The Rest of The Trip Story

First, anyone who ever says that Bayliner Motoryachts are not offshore capable is lying or has no experience in the matter. My 47 performed so very well in some strong conditions. I heard the fisherman complaining about some of the stuff that we rode in in style and this is without any sort of stabilization or hull modification. Anyone planning to venture offshore in their Bayliner should feel confident about the boat. Plan ahead from a weather and gear perspective, but know that the overall design of the boat is completely capable.

Second, Dial a Buoy is the coastal cruisers absolute best friend. Shore conditions rarely gave an accurate picture of how things were out there, and being able to see ahead into our course allowed me to make very accurate predictions of the ride and whether we should attempt further ports.

Elrod has much larger umm - well you know - than I do for jumping into 53 degree water. Actually they may be much smaller come to think of it. However, he did forever earn the nick name "floaty." I refer you to him to explain it.

Brett got a big exposure to blue water sailing and did pretty well for his first time out. I honestly think the dramamine was worse than the sea sickness.

Spencer, who rarely gets sick but does get a little green, now swears by the electronic wrist stimulator. I like them too, so if both of us are fans they must be working - or at least creating the placebo effect. Spencer continued to earn Heather's moniker of, "I'm glad you're not my child" with spectacular deck to dock leaps and other amazing feats.

Gary was a huge asset. Thanks man! Other than bitching about how good the Puget Sound weather was and not asking the guy about fuel in Fort Bragg, he was great! Seriously though - it was very nice to have a very competent skipper that allowed me to nap underway knowing the boat was in good hands.

We broke the usual amount of stuff you break on a trip like this. Gary broke a drink holder on the flybridge that was in-artfully installed by the previous owner. Spencer broke and fixed the air intake for the AC in the pilothouse. Almost every grate for the electric heat fell out. As predicted, the Bayliner cabinets suck at staying closed in heavy seas. I will be addressing that. We broke every stereo on board due to water intrusion or salt spray, though I have a hunch that the marinized DC stereo on the flybridge was just faulty. We broke the battery charger too.

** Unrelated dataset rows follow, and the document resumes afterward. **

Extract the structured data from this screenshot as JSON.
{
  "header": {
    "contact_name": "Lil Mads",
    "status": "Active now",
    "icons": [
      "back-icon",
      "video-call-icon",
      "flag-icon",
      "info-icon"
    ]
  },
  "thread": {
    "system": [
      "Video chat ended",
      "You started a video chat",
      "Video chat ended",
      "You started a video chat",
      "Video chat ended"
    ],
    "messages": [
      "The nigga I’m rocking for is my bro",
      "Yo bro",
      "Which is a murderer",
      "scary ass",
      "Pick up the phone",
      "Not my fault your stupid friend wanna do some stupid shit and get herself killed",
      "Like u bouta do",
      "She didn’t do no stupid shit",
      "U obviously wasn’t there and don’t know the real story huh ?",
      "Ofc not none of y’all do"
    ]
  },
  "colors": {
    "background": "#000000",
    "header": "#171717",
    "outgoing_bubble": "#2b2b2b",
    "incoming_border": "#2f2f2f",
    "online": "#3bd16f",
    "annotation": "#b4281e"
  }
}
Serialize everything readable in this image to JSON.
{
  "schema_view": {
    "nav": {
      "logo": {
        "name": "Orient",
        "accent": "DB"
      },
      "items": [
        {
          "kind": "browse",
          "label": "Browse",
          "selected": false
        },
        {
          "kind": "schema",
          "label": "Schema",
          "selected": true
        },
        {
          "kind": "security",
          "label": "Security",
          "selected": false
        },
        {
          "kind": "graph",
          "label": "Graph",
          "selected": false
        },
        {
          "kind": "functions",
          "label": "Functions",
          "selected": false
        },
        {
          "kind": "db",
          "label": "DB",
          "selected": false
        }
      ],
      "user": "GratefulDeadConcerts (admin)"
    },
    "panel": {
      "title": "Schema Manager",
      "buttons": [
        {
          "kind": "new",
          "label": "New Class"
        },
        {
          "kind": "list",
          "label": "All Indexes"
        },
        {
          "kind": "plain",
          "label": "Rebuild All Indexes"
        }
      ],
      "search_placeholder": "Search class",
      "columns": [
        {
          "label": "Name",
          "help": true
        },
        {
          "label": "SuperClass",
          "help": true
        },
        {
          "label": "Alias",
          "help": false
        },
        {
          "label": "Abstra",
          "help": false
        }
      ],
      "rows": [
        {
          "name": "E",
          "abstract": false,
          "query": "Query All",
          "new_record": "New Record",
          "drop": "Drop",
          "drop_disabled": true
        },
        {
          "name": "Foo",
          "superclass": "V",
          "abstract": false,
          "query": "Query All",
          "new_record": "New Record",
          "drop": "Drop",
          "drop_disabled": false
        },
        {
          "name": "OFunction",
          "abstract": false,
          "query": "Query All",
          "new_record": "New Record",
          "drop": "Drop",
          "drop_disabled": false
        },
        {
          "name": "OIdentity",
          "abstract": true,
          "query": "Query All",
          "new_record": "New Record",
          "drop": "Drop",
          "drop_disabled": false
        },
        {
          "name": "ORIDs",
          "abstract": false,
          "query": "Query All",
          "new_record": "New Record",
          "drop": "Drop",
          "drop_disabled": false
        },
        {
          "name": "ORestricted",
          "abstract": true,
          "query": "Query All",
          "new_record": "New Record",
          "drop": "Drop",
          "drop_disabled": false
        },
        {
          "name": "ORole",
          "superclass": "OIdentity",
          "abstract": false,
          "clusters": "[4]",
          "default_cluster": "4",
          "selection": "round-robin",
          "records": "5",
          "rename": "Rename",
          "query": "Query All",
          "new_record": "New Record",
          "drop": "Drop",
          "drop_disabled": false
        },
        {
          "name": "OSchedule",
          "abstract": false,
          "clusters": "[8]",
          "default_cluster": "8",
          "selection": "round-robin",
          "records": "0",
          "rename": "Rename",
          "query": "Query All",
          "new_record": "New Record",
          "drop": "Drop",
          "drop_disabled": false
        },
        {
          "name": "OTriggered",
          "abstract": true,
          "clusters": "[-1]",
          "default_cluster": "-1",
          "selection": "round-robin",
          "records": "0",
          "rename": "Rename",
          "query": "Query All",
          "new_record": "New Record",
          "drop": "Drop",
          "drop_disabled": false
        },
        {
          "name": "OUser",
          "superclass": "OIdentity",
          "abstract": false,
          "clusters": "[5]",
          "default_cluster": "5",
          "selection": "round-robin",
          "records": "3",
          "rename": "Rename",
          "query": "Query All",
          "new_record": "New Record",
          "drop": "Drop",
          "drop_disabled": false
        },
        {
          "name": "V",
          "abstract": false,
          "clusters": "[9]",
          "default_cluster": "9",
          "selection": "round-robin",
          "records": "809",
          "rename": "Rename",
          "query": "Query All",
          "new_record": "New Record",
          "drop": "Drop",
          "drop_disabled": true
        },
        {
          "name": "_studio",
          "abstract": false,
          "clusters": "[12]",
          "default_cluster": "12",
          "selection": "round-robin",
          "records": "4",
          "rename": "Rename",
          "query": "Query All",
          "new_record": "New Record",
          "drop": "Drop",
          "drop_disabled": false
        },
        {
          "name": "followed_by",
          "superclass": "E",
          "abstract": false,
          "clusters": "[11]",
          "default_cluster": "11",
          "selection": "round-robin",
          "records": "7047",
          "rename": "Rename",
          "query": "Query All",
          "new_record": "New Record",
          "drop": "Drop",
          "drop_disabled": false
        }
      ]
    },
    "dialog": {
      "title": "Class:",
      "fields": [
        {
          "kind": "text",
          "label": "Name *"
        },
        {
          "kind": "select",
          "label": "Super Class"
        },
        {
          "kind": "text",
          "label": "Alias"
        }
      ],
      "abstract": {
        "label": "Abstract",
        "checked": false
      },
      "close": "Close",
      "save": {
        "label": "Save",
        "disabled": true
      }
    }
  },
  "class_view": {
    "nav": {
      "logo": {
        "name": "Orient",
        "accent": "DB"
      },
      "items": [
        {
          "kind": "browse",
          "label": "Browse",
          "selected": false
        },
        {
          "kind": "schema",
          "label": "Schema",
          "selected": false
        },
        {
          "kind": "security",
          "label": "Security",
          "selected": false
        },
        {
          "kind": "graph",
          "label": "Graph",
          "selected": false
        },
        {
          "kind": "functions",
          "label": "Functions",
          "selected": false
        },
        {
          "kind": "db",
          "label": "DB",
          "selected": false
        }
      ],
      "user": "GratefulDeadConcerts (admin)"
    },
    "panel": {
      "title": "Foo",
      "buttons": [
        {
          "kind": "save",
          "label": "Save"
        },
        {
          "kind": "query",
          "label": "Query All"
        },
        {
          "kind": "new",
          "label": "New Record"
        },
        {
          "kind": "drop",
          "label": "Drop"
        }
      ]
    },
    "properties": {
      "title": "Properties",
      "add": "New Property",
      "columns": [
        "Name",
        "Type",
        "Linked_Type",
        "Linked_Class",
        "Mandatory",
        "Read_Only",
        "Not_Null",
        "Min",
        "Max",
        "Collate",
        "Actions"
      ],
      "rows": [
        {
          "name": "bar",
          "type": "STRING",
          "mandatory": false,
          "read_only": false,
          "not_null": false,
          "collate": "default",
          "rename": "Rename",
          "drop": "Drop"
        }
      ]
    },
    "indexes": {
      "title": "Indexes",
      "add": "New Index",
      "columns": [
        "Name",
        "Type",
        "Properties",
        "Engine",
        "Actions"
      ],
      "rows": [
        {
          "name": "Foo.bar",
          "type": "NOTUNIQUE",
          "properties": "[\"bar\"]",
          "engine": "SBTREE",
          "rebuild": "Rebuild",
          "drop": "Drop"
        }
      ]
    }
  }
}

All in all, to be expected and the only one that peeves me is the battery charger - mostly because it is in a rather difficult place to remove and it should never have been installed there in the first place.

It was an awesome adventure and I would do it again. I admit that after having done it, cruising the bay seems very limiting. We will be heading to Monterey and back to Fort Bragg once I get the Admiral more comfortable or install stabilizers.

hat really blows my mind is that the boat is 15 minutes away from me as I type. All thats left is cleaning up and repairing stuff for Kaboom this weekend. Much of the stereo repair is already done!

I don't have final fuel numbers yet as I haven't been able to get over to my marina's fuel dock and fill up to see what the last leg took from a total gallons perspective. Gary and I are estimating around .8 nautical miles per gallon. I think thats pretty good for as hard as we pushed her and the size of the following seas we were in.

We used Soltron the whole way and I was quite impressed. Also, port now comes up to 3000 RPMs loaded. I think the final step was to run her hard.

Now to enjoy crusing the bay and delta.


TrackBack URL for this entry:

Post a comment